The Dove is a totally different river , small very varied and pretty challenging with plenty of cover and woody debris galore.   I decided that Sunday was the day I would give it a whirl. 

 By Sunday the EA website was telling me levels had dropped a long way from the mid week high of about 4ft of flood water .  When I arrived the water was still carrying colour and was not as I had hoped.  

About 11.30 AM I started fishing there was little sign of surface activity and my earlier optimism took a bit of a dent,   but I had my first fish after spotting it rising tight under the bank and for a hour or so things were slow.  Around 1.30 pm things seemed to change . A small rise in temp signalled a bit more surface activity and fish came pretty regularly then for about 90 minutes.  There were clouds of very small sedges and a few olives and hawthorns but the fly that worked was a size 20 adams.  

The top end of the fishery has more gravel beds and the water always seem to run cleaner.  Its a lovely little stream .

The fish came from the tails of pools and were usually tight under cover .  The fish above came from right under the bushes shown below. The cast was short perhaps 15 ft but it had to be an across the body sort of roll cast  to get the fly as tight underneath as possible.  The full flex of the little Hardy featherweight is perfect here it will cast with virtually no fly line extended.

The fish were all of a nice size and put a nice bend in the little rod.  

Wading on these small streams has to be ultra cautious , very slow and very quiet.  You have to fish your way upstream.  Once I am position I usually just stay still for a few minutes , Check the fly and tippet and check behind for your back cast.  I think this pause is essential  so often once in position another fish will show itself.

Three fish came from under the tree below.  All cast to and quickly hussled downstream and played out in the shallow water . Then I rested the swim for 5 mins before re casting all in about a 8ft long stretch of water, . I was pleased with myself to manage to get three from there.

I ended the session with perhaps 12 fish  in about four hours , with most coming in the last two.  An enjoyable day .  But one day I will get to the monnow.....

Saturday 1 June 2013

French leader / leader to hand

Readers of this blog will perhaps remember that last year I spent a day on the Ure with an angler who fished leader to hand . The guy is a damn fine angler and I was comprehensively out fished  I think I would have been even if he had been using a cane and a bent pin,  what it did do however was to demonstrate what an effective tactic it was.  Over the last year I have used the same tactic a number of times when conditions have favoured it and have found it very effective.  Like fishing traditional spiders and the upstream nymph Its a tactic that on its day is deadly and is something that will have a permanent place in the armoury.

Its not often I post a link to websites or other blogs but I found the following series of articles so good that I have no qualms of offering a link .  I actually printed them of and took them on holiday to Portugal with me last year and they were my holiday reading .  What was refreshing is that I find that 99.9% of so called instructional or "new" tactic writing on fly fishing found on the interweb. Is just the same old stuff re hashed or in many cases just reprinted,  These were an exception and actually offered some new ideas.
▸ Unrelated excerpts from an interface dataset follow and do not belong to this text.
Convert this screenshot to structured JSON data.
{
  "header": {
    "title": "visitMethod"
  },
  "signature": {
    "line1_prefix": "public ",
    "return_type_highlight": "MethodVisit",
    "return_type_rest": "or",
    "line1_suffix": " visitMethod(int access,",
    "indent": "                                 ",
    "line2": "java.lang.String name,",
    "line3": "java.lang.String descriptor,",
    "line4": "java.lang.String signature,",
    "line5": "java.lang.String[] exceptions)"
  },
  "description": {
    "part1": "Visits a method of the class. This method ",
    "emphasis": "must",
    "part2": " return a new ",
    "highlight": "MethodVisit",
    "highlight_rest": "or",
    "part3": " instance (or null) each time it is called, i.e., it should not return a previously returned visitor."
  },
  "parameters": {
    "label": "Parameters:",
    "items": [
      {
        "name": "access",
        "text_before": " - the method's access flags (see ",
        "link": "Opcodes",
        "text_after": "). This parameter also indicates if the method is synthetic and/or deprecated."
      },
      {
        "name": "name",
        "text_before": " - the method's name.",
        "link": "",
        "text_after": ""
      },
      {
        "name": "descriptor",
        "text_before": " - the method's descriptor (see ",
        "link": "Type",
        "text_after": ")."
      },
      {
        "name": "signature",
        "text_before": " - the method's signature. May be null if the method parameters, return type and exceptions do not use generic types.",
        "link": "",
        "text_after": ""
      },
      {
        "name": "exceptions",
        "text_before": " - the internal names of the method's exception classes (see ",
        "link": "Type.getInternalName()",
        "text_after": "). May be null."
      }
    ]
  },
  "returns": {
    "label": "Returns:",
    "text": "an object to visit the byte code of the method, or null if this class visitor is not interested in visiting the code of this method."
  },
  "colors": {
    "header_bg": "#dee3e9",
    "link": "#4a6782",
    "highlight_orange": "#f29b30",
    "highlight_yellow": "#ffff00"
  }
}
A year or two back the Author published an article or two in fly fishing magazines his critics were pretty ruthless under a series of letters " wheres the mass" where a few very notable "experts" stated it was impossible to cast such a rig. To be honest at the time I didnt take a whole bunch of notice.  But I can say that although my casting skills are pretty average I can say that this average angler can cast a 10 m  leader with a fly on the end and its a bloody effective technique. its also a very easy ( and cheap )  form of fly flishing to get into.  Many anglers who fish rivers have a 10ft 3/4 wt for grayling fishing .  That is the rod for the job.  The leader, well I used 10m of copolymer as suggested.

Apologies If you have already read the articles, but if you havent I think they are worth a read.

Constable Wallop Brook

 I picked this rod up at the Grayling Society Auction at the last Symposium. What a cracking little rod !!! . I am getting increasingly fond...